REQUIREMENT: Scan the material that follows. Copy every line containing the word "temps".

DATASET RECORDS:
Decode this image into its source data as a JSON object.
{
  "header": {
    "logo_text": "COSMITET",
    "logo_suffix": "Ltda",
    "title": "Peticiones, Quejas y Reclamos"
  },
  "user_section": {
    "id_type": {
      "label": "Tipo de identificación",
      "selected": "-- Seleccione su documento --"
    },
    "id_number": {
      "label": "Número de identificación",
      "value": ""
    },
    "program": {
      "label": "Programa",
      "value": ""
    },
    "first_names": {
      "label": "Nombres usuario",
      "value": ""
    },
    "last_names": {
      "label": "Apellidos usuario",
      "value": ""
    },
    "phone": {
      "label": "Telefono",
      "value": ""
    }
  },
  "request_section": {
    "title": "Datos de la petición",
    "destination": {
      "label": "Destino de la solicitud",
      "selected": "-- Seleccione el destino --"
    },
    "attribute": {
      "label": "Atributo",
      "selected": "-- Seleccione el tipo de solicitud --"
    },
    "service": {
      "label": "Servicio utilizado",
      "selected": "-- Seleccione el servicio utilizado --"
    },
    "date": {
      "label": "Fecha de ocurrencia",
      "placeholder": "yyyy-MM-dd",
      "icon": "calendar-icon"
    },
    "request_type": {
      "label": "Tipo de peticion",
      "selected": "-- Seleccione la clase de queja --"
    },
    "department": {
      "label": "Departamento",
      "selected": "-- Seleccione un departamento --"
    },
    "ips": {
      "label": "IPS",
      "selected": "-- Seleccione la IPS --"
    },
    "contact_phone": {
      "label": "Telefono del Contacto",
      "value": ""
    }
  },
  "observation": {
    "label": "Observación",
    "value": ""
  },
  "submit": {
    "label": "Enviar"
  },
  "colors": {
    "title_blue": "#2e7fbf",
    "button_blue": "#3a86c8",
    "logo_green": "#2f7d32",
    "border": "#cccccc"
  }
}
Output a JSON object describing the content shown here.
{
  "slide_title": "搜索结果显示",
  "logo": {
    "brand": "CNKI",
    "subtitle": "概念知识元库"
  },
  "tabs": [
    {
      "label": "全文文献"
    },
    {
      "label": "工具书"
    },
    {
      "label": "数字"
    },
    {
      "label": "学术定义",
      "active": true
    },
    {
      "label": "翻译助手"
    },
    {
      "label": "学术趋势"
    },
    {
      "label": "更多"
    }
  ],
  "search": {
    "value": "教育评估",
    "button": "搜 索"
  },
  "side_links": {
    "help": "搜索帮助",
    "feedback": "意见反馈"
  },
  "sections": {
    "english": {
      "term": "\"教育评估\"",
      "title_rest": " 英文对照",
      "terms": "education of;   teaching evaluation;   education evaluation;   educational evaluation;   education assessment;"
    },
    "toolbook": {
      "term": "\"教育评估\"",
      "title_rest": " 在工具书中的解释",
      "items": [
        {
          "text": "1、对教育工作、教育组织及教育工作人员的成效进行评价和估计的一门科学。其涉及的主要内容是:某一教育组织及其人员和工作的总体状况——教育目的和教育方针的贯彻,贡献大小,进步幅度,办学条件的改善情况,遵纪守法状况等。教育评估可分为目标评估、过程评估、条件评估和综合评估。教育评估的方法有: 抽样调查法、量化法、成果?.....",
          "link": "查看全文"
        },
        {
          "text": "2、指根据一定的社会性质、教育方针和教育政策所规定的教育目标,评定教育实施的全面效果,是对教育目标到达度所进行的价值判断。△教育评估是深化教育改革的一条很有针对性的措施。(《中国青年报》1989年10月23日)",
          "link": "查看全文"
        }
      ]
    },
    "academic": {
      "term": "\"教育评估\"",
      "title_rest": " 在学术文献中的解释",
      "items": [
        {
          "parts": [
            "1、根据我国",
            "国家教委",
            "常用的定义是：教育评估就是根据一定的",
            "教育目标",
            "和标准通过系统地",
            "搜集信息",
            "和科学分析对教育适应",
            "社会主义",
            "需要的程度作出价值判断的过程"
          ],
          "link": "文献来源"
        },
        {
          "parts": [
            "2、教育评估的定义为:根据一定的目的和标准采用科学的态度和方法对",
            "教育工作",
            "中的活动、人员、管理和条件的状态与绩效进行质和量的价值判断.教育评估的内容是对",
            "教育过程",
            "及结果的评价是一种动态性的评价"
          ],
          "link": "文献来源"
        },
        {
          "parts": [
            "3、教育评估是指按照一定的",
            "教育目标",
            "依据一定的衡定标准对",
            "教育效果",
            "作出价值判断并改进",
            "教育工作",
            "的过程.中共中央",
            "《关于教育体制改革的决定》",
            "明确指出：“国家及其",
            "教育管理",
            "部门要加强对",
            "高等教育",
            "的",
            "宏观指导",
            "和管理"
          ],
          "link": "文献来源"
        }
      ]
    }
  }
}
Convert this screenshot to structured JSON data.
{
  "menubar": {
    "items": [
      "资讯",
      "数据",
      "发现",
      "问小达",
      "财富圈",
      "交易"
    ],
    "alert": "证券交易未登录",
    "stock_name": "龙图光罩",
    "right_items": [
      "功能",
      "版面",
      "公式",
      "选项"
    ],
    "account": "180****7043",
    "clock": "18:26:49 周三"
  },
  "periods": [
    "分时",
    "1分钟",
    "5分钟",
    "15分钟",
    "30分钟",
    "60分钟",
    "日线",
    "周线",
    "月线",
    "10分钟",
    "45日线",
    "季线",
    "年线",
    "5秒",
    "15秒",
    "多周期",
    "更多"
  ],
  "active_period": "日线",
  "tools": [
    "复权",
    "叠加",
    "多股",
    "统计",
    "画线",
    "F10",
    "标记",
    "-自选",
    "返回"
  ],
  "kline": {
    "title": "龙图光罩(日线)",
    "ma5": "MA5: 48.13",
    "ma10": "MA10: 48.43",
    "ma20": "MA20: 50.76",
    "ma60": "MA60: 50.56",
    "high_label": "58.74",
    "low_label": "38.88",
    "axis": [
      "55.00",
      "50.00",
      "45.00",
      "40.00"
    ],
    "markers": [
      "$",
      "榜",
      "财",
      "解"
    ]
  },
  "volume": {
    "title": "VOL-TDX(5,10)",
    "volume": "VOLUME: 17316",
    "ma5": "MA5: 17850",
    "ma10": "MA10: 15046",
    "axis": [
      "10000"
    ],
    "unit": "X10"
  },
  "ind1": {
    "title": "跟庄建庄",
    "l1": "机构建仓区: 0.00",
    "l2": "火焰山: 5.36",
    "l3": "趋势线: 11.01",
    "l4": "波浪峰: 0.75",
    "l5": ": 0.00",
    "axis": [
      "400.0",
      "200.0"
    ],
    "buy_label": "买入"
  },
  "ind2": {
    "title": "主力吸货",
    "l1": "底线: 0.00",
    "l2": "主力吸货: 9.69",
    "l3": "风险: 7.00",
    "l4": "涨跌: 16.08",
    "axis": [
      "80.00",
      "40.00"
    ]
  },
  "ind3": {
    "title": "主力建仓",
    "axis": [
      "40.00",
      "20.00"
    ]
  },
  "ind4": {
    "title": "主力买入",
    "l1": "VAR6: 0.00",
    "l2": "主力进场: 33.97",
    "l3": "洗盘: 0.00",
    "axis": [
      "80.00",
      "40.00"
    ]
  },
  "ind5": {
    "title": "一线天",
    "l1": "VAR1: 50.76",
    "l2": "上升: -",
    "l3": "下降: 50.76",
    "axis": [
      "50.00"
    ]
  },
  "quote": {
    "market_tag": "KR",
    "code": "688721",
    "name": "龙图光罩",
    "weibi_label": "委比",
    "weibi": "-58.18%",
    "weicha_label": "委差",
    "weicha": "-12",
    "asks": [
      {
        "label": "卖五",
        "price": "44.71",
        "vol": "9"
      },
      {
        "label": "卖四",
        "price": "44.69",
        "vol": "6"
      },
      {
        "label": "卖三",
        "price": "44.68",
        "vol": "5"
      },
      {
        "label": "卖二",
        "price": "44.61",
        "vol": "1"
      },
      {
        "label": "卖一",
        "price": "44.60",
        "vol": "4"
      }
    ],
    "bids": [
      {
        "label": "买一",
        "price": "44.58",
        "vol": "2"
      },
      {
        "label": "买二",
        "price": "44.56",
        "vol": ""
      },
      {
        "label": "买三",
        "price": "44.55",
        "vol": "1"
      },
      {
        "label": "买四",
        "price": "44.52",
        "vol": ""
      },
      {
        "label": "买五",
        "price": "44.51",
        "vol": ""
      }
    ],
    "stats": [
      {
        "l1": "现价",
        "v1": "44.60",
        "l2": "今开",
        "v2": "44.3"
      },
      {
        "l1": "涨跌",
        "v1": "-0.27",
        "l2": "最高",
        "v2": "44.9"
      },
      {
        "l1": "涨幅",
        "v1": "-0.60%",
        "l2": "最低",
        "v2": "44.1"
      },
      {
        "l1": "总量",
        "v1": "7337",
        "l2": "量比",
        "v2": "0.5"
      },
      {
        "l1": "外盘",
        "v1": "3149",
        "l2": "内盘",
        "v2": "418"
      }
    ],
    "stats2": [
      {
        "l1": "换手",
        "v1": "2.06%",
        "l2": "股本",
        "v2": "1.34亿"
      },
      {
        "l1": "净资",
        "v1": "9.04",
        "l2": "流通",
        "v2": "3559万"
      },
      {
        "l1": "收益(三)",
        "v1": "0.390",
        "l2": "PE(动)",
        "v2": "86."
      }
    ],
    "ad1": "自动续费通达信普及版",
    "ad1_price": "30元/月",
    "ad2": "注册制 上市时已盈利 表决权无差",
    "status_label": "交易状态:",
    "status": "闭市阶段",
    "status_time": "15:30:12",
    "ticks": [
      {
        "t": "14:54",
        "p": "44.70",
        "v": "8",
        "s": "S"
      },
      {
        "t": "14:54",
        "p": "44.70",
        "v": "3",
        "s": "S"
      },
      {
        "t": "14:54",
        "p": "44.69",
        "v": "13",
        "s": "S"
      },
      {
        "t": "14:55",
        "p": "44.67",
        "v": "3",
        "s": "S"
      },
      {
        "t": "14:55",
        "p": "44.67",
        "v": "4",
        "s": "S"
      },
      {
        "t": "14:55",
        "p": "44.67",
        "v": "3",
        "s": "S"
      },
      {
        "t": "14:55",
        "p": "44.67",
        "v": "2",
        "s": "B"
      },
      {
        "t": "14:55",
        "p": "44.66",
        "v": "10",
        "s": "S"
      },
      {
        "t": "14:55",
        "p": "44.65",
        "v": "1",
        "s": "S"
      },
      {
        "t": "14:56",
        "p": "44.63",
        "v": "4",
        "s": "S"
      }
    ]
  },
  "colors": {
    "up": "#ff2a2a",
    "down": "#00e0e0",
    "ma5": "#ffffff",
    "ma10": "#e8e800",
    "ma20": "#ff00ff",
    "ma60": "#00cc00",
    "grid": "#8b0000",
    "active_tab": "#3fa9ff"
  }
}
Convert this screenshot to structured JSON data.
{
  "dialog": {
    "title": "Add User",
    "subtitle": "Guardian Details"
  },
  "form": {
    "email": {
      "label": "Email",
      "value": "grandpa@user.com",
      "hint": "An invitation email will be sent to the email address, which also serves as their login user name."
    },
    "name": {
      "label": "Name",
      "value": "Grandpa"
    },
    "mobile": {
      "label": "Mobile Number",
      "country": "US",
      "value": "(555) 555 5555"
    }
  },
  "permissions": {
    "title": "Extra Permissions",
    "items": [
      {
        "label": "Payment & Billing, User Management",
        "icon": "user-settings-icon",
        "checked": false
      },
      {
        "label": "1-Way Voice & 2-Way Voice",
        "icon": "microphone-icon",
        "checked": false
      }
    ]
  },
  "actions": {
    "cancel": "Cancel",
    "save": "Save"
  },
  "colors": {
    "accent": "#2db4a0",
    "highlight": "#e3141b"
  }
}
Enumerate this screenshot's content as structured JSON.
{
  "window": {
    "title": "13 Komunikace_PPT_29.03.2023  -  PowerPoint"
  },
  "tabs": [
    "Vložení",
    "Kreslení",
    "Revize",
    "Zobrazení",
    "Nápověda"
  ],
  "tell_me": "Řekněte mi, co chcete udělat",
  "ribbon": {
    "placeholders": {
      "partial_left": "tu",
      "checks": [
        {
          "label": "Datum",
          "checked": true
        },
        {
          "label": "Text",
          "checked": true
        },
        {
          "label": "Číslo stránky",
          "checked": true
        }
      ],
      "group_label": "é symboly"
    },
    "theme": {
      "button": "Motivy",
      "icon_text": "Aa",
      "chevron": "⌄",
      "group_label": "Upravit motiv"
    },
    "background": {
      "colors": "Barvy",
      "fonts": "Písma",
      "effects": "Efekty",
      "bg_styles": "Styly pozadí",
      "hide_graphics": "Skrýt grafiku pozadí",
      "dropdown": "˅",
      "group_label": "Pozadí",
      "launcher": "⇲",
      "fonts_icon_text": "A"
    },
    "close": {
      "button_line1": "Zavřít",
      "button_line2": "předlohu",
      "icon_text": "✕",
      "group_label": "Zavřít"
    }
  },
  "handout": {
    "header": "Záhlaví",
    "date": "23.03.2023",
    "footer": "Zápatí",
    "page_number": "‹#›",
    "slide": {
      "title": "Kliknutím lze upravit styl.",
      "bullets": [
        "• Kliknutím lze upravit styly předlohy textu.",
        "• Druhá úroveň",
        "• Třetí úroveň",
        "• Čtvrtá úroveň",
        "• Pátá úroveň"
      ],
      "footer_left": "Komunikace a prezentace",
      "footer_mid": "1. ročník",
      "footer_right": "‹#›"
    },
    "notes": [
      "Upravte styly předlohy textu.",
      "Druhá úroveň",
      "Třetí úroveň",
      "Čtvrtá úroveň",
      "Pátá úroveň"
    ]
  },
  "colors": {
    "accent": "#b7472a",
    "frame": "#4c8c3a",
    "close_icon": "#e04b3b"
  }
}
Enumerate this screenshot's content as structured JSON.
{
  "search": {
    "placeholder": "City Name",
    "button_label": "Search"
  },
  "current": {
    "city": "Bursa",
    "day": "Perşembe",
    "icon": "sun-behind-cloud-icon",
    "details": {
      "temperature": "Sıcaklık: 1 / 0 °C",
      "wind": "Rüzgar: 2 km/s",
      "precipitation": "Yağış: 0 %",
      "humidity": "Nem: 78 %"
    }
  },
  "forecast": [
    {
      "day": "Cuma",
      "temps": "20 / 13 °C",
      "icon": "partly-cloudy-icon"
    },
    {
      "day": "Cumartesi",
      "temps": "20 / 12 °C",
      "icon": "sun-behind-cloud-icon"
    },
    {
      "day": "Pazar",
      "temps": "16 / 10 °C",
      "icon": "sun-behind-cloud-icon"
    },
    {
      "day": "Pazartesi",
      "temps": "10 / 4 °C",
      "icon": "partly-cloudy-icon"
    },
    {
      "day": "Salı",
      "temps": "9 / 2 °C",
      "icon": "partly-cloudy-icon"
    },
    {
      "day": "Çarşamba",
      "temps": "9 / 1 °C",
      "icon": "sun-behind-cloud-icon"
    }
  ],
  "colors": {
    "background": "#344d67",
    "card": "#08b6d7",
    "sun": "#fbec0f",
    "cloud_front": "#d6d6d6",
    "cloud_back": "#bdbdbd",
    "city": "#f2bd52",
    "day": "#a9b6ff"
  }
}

REPLY:
      "temps": "20 / 13 °C",
      "temps": "20 / 12 °C",
      "temps": "16 / 10 °C",
      "temps": "10 / 4 °C",
      "temps": "9 / 2 °C",
      "temps": "9 / 1 °C",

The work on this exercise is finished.